My brother was murdered in a knife mugging in Birmingham City Centre in 2005. It had a devastating impact on my family, and continues to do so to this day. The crime was committed by three teenagers, who were given pathetically short sentences - some of them are already free and walking the streets due to the ludicrous way in which the CPS run an informal "plea bargaining" system.

Regarding Tom Symond's comments about the Winsor review, I think he is probably correct. However, people must recognise that a police officer's job is becoming more and more desk based, so it isn't surprising fitness is being degraded. As a result of my the loss of my brother I'm now a Special Constable trying to help others who are vulnerable and in need of assistance, and hope to become a Regular Constable in the near future.

Sophie, Warwick

Image caption,
A mugging takes place every two minutes in the UK on average

I was mugged by two men at knifepoint in Birmingham city centre in May 2010 as I walked from my office to the train station in broad daylight.

I managed to stop a passerby and used their phone to call the police who arrived shortly afterwards. We drove about in the police car looking for my attackers but found nothing. All CCTV cameras caught was the back of their heads a few moments prior to the mugging (they knew where the cameras were) and there were no other leads. The two men have never been brought to justice.

The attack has had a lasting effect on me - I still struggle with being in Birmingham city centre, have a fear of being followed and of anyone wearing a hoodie or looking at me in a certain way. My almost empty bag (minus laptop, iPhone, cash) was found months later in some bushes about half mile from where I was attacked and yet no finger prints were taken of the bag or its contents. I was not informed that it had been found for weeks (and only because a lady found it under her desk).

The bag was stolen from me in one police jurisdiction and found in another - perhaps the reason for poor communication, a lack of joined up thinking and disregard for me as a victim of crime. I feel disappointed that the perpetrators weren't brought to justice and worry that one day I will walk down the street and see the same two men.

Claire, London

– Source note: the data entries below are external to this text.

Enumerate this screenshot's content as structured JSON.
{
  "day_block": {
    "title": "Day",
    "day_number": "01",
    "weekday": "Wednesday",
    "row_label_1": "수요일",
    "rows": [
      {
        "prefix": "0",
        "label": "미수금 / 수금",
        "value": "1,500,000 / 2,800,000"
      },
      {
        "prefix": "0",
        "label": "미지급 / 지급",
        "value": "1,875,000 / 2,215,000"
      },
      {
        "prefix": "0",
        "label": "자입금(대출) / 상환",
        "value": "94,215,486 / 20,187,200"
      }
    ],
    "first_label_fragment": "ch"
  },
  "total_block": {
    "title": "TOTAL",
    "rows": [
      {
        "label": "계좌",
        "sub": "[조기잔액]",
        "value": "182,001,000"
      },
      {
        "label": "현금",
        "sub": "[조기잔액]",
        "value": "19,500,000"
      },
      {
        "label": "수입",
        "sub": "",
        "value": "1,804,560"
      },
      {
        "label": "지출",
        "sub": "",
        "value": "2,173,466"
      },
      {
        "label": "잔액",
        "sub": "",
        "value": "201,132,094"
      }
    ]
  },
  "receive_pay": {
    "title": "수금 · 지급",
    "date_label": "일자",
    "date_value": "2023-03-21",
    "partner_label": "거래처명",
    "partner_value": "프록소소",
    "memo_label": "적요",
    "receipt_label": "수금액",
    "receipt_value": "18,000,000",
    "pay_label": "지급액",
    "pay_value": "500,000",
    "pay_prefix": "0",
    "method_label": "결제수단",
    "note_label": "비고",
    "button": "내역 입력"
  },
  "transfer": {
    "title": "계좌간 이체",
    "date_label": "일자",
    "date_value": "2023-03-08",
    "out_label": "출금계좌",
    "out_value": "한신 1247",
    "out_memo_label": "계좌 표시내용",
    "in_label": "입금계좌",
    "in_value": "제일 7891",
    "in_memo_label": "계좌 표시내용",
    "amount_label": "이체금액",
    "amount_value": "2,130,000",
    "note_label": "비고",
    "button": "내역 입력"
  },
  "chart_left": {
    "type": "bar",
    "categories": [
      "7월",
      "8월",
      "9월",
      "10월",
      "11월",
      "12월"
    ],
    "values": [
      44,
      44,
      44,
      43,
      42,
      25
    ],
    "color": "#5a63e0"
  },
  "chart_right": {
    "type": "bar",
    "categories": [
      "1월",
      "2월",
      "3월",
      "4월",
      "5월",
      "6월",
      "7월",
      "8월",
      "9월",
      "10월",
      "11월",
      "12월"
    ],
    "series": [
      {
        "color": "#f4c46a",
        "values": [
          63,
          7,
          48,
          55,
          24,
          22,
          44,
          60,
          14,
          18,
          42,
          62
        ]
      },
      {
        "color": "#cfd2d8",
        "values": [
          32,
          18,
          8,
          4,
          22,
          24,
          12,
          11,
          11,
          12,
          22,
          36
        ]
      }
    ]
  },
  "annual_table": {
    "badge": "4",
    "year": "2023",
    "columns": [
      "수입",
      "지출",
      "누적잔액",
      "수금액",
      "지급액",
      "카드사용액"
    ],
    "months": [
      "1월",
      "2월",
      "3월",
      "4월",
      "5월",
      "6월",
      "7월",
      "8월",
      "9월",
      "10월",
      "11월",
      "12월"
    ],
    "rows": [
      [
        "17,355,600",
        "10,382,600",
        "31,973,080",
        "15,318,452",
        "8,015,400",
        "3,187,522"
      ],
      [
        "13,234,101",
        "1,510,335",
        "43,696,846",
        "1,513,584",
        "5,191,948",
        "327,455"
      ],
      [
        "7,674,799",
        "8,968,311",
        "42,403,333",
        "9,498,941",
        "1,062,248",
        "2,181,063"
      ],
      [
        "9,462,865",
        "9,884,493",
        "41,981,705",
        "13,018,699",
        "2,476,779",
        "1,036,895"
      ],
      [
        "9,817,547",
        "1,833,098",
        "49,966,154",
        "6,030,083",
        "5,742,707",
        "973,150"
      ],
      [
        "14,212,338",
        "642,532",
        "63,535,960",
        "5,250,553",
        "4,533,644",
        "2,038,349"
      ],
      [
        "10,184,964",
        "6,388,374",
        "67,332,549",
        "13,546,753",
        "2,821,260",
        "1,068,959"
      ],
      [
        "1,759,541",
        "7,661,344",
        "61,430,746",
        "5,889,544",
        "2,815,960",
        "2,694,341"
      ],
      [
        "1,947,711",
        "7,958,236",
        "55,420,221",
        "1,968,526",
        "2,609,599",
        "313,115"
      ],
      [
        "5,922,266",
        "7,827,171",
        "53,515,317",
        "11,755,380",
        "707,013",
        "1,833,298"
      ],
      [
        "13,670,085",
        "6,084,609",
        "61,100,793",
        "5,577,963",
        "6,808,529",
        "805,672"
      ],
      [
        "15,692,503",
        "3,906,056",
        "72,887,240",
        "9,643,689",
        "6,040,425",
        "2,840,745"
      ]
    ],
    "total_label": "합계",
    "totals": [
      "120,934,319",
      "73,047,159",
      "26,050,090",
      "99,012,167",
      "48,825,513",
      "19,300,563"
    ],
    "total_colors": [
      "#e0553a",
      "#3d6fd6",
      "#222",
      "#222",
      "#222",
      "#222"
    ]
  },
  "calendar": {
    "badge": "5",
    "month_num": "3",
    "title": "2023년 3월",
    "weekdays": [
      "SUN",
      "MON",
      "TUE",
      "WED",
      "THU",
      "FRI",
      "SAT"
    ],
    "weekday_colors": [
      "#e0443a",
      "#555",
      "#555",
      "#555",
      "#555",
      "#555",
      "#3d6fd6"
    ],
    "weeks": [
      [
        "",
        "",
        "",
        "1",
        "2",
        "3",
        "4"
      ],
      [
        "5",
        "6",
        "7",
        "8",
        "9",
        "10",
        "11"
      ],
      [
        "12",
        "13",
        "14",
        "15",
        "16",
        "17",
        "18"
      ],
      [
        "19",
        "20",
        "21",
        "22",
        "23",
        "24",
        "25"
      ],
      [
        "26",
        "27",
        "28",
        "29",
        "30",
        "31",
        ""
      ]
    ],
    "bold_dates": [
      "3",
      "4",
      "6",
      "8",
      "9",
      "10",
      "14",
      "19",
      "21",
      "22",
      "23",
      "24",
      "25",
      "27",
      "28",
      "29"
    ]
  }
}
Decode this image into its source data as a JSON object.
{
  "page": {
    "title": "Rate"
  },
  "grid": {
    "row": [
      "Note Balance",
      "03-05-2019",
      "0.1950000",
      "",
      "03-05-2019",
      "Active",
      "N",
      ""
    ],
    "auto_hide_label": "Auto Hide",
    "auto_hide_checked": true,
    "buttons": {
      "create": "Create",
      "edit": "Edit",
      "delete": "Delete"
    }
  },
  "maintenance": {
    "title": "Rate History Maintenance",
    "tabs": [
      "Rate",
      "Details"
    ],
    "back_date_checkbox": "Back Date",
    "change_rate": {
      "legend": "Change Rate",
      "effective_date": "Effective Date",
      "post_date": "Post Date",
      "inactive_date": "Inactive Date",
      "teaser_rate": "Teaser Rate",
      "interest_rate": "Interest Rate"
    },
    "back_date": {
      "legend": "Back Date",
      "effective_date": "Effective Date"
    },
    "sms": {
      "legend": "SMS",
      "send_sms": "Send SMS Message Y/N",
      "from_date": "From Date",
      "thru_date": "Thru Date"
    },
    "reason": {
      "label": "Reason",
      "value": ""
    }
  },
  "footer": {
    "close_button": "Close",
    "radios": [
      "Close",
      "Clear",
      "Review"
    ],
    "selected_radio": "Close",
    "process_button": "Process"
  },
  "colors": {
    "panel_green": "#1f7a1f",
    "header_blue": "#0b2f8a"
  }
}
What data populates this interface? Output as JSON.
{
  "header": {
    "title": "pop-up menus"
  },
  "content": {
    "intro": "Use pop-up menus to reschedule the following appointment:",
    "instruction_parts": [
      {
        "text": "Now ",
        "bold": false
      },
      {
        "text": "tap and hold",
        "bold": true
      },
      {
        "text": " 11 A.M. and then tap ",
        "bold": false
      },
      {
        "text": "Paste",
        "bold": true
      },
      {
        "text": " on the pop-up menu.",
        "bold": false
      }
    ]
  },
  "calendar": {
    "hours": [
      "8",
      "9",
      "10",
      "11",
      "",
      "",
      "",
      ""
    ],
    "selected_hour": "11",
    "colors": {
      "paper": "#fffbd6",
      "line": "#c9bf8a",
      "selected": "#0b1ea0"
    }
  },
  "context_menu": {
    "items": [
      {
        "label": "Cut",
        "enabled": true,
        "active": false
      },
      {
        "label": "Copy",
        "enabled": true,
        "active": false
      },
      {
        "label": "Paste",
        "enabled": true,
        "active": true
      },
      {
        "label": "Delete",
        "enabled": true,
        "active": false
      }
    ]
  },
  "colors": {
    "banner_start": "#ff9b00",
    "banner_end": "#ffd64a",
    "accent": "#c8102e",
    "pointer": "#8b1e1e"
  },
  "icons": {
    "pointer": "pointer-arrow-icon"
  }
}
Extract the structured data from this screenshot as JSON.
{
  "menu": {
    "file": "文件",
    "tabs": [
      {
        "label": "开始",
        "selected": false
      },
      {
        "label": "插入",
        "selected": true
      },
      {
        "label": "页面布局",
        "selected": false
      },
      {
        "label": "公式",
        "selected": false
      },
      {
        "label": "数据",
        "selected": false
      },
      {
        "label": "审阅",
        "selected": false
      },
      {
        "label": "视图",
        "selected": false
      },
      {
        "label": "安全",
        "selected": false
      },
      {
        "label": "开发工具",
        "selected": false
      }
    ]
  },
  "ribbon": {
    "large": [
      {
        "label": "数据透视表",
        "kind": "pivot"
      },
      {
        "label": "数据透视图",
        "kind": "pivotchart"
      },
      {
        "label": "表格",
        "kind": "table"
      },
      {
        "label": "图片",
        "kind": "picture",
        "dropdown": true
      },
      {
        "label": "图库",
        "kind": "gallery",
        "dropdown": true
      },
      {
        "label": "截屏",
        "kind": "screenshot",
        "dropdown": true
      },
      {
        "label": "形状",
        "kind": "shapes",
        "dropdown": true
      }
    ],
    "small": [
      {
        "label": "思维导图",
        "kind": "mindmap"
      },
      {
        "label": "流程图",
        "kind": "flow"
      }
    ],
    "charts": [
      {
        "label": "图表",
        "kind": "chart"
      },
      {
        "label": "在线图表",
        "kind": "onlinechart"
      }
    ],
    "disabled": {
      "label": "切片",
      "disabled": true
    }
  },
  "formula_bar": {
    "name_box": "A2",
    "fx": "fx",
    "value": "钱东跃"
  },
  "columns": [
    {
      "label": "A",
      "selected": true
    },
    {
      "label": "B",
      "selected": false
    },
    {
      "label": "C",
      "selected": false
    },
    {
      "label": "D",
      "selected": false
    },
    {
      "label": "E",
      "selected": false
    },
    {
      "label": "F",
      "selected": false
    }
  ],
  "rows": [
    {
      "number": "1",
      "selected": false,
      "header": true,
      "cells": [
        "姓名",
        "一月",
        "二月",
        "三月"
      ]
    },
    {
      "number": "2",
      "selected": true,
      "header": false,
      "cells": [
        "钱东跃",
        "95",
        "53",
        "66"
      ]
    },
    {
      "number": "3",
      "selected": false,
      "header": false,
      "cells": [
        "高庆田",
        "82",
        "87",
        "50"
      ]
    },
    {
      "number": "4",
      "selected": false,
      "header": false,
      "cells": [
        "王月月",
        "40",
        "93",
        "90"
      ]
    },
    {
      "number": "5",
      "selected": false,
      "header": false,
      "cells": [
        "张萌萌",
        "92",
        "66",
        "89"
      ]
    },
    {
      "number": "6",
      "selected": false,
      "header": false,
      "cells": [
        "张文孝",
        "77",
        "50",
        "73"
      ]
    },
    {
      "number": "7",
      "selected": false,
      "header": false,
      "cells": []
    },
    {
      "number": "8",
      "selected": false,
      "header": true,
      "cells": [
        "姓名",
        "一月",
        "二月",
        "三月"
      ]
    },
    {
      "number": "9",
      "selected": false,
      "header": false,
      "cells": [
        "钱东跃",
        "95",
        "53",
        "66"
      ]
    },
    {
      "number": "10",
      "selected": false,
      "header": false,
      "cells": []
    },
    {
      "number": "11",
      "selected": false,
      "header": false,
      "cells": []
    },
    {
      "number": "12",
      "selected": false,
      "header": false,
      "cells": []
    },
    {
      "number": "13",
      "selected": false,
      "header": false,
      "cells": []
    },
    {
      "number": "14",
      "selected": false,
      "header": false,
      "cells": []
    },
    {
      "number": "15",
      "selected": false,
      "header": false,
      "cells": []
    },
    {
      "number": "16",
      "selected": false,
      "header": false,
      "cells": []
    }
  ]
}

Rather annoyingly I had my Kindle stolen from my bag on a train three months ago - as I sat next to it. I phoned Amazon to remove the link between the device and my credit card - and Amazon were able to tell me the name of the person who'd re-registered the Kindle by using the unique identifier. Amazon told me they could pass on his address to the police if they received a formal request from them. I reported the theft and passed on this information - but nothing was done and I eventually asked Amazon to deactivate the device entirely. Very frustrating.